There are so many venues we played that I really love and I can’t even start to list them! I absolutely love those old theatres that we played a lot. You know, those old Vaudeville places with balconies and all sorts of gingerbread and filigree. The Fox, The Murat, Orpheum, The Uptown, The Olympia in Dublin, and on and on. I can’t even remember all of them by name but we’d hit them time and again and I’d walk in to many and say, 'I love this place!'
When the Cardinals toured with Oasis last year, did you notice any tensions within their camp back then? [Noel Gallagher departed from the band shortly after, leading to their break-up in 2009]
I have to say I was a bit surprised by Noel’s announcement. We spent a lot of time hanging out with those guys and although Noel and Liam didn’t seem to spend a lot of time hanging out with each other, there was no outward sign of tension, let alone outright hostility. It’s too bad cause they really do have that magic thing; bigger than their individual components.
Do you forsee a time when the Cardinals could get back together with Ryan? If not, can you see yourself working with Adams in the future?
It beats me. As Ryan himself has proven so many times, never say never!
What can you tell our readers about your 2002 Christmas album, For Christ’s Sake!
That record was a crazy idea by two guys who started a small label. Their big plan was to produce Christmas records on a small budget, and even if they just sold a small number of copies, over a ten-year period, they’d end up making money. Well, it didn’t work out too well. It seems that people put out Christmas records each year because they have a one-year shelf life, and we discovered another weird phenomenon: people really like my record but it never seems to occur to them to give a copy to someone else as a gift. Go figure. It’s a good record, by the way!
Will there be anymore Graboff solo albums in the future?
I’ve been mulling that over.
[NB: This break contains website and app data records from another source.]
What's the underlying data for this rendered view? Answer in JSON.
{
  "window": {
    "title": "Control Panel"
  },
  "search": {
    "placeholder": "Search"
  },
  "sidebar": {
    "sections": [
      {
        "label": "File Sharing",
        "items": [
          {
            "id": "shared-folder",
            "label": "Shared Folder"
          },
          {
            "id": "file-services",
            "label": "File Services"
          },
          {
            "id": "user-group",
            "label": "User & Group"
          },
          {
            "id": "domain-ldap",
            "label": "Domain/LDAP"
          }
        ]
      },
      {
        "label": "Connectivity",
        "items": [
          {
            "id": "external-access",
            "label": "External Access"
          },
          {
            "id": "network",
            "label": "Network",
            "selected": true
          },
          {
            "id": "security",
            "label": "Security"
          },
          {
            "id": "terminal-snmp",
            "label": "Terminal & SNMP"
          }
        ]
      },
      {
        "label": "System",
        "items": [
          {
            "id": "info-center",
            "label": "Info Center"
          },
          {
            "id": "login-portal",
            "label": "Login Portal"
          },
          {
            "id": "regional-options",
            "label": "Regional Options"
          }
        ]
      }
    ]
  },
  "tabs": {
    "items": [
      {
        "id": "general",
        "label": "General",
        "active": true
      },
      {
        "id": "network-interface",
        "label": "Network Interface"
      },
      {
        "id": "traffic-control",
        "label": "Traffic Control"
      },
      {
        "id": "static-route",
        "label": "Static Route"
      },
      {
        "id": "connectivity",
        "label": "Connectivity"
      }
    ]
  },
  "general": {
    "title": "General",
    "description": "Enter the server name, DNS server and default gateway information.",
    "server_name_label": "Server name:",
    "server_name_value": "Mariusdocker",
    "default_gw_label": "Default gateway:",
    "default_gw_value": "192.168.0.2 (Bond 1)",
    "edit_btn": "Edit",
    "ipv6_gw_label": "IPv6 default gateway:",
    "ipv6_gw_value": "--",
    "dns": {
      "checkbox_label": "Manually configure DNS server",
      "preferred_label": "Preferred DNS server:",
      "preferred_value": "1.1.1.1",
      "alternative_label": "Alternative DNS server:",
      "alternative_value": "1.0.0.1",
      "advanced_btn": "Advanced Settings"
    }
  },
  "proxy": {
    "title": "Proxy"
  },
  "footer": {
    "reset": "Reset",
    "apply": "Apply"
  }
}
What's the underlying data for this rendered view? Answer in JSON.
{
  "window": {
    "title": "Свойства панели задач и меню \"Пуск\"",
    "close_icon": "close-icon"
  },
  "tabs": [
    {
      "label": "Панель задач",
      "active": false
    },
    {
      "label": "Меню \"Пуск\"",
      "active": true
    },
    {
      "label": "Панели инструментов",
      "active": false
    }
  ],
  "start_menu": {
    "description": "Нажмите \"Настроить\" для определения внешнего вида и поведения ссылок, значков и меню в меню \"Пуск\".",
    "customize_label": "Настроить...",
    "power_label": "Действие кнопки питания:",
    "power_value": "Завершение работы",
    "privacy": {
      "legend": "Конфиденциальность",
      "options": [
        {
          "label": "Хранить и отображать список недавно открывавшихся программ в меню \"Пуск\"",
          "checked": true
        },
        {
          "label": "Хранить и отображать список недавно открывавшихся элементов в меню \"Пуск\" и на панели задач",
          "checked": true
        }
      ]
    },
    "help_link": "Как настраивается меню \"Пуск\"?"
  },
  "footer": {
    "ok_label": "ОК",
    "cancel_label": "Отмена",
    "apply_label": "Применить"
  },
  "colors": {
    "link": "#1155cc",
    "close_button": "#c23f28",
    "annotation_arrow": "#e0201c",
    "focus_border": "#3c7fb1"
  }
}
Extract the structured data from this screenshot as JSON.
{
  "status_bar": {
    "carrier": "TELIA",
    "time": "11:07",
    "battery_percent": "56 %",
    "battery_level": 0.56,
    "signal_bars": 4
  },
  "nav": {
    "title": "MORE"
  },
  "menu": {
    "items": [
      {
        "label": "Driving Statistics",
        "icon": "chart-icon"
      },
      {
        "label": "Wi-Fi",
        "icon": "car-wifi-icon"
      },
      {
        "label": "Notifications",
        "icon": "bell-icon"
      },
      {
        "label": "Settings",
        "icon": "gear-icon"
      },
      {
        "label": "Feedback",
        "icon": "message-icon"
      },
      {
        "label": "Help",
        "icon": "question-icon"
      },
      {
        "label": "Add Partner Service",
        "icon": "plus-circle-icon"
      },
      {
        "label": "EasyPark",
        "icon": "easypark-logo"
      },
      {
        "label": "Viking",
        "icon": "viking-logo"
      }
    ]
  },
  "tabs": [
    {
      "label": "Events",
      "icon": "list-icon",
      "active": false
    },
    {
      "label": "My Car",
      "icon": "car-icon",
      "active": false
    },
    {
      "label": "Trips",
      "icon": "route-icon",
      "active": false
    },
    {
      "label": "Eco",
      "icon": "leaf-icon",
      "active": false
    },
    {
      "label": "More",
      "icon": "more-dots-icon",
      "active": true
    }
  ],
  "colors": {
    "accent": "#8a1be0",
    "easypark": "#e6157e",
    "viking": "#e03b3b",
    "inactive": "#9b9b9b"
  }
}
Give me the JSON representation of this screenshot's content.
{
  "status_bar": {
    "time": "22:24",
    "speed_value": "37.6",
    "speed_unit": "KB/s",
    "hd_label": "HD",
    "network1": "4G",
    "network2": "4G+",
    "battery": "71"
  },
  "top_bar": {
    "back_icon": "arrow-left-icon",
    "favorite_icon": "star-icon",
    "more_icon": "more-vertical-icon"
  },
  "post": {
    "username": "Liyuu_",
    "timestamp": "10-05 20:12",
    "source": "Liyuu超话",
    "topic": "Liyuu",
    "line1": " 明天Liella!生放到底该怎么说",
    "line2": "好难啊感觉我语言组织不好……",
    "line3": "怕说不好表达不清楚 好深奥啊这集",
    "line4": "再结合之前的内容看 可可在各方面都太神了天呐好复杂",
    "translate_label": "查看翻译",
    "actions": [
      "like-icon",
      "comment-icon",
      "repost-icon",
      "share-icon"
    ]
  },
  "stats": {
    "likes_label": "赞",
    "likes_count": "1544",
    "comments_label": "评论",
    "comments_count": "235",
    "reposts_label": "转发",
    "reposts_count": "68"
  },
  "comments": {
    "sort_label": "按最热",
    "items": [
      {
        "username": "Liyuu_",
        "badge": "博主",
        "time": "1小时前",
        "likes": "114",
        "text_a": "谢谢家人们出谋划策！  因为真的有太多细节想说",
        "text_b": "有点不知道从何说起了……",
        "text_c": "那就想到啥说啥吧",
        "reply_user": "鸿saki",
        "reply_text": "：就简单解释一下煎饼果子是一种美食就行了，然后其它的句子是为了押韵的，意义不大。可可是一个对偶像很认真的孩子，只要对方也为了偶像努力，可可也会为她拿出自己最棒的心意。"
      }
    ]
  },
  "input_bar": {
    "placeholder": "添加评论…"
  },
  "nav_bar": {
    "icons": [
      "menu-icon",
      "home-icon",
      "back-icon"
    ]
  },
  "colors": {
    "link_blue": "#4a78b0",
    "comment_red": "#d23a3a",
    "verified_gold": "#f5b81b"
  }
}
But if there is another one, anyone who plays on it gets paid more than chump change! I called in so many favors from friends that first time!
What are your plans for the rest of the year?
Well next week, I’ll be working with Neal on his next solo record. After that, I’ll be around New York City doing my thing until we head down to Australia and New Zealand for the Gin Wigmore gigs, which will pretty much bring me up to the end of the year.
What are you listening to these days? Are there any artists out there that you recommend?
I’m really into the stuff I just recorded with Sandrine. I got to play lots of guitar on it which I haven’t done much of over the last few years. There are five songs on her MySpace page; three of which I played on: “Possessed”, “Hidden Things” and “I’m Not Afraid”.
What are your favourite albums of all time?
I get asked that a lot so I did this thing on my Facebook page called “Records I Love”. I include a somewhat concise reason why I love a particular record. You should check it out sometime!
Do you buy physical copies of albums, or do you download them?
Buy copies! I never download records. For starters, I hate the sound of MP3s and I also like to hold the package, look at the pictures and read the credits. Strictly old school.
What’s your personal take on the current state of the music industry?
I have no idea how to respond to this question! I just like the idea that a musician can make a living doing what they do like any other person who performs a service – if you want to call it a “service”. We don’t like paying the guy to install our cable modem, but we do it. But then we don’t think twice about downloading someone’s music for free. We have to pay our rent too!
Who would you put in your supergroup?
Brad Pemberton, Neal Casal and Chris Feinstein.
Finally, what do you consider to be the high-points in your career thus far?
Writing a check for my rent without having to balance my check-book first! Seriously – well that was kinda’ serious – I like to think that the high point is the next time the phone rings. I’ve had so many great things happen, but I have to be honest, I’ve worked really hard at what I do. Luck only comes into it by getting opportunities – or a break – or whatever you want to call it. But you have to have your shit together so when the moment comes, you’re ready to throw down. Peace, over and out!
Andrew Lindsay, September 2009